The treasure hunt is on everyone’s mind. Having a successful night requires skill and attention. You can’t just sweep or blow the garbage, you have to watch and listen. Over time, workers learn to hear the difference between a sliding beer tab and a coin. One worker uses his haul to pay child support for his three kids. He found $150 once and used it to buy his son a stroller.
WHEN THE CLOCK HITS 3 AM, the stadium falls silent, and the workers break for “lunch.” There’s a cheap hot dog stand on Front Street that’s popular. Most of the cleaners can afford a meal using the spare change they’ve found during their shift.

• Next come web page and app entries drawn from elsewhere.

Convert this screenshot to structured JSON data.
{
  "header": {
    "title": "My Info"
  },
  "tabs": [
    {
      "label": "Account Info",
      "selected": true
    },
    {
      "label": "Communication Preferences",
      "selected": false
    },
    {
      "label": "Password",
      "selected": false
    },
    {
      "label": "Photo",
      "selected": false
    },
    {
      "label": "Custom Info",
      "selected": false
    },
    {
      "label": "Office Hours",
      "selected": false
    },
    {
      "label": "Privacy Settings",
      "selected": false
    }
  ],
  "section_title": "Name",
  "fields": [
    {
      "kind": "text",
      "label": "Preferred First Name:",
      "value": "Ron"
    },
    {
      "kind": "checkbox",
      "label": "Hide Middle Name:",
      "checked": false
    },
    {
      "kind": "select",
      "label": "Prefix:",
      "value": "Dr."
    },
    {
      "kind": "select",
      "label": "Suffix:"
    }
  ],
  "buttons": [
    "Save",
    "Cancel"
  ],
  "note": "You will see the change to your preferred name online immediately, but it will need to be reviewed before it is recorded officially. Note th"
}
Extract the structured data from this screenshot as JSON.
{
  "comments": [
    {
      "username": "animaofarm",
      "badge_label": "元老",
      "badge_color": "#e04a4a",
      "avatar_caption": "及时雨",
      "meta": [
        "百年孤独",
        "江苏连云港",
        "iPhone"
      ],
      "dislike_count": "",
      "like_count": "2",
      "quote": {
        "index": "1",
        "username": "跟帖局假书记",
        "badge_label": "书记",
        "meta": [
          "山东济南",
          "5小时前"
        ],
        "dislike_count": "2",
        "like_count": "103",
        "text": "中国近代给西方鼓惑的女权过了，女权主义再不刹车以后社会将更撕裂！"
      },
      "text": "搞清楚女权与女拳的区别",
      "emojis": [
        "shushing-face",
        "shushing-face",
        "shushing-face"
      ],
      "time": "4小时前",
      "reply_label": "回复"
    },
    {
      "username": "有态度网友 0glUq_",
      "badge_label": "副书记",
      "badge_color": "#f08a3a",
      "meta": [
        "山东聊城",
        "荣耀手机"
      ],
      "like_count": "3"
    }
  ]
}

Only three-quarters of the workers return after the break. Labor Ready workers are generally only used for sweeping and bagging. They’ll get paid for four hours of work. As they disappear into the night, some head to bed, but others walk back to Labor Ready to collect their cheque and secure the next job. The company’s offices at 195 Church Street don’t open until 5:30 am, so many nights they'll wait in Dundas Square. If they time it just right, they’ll score a free breakfast from the Salvation Army truck that passes by Labor Ready every morning.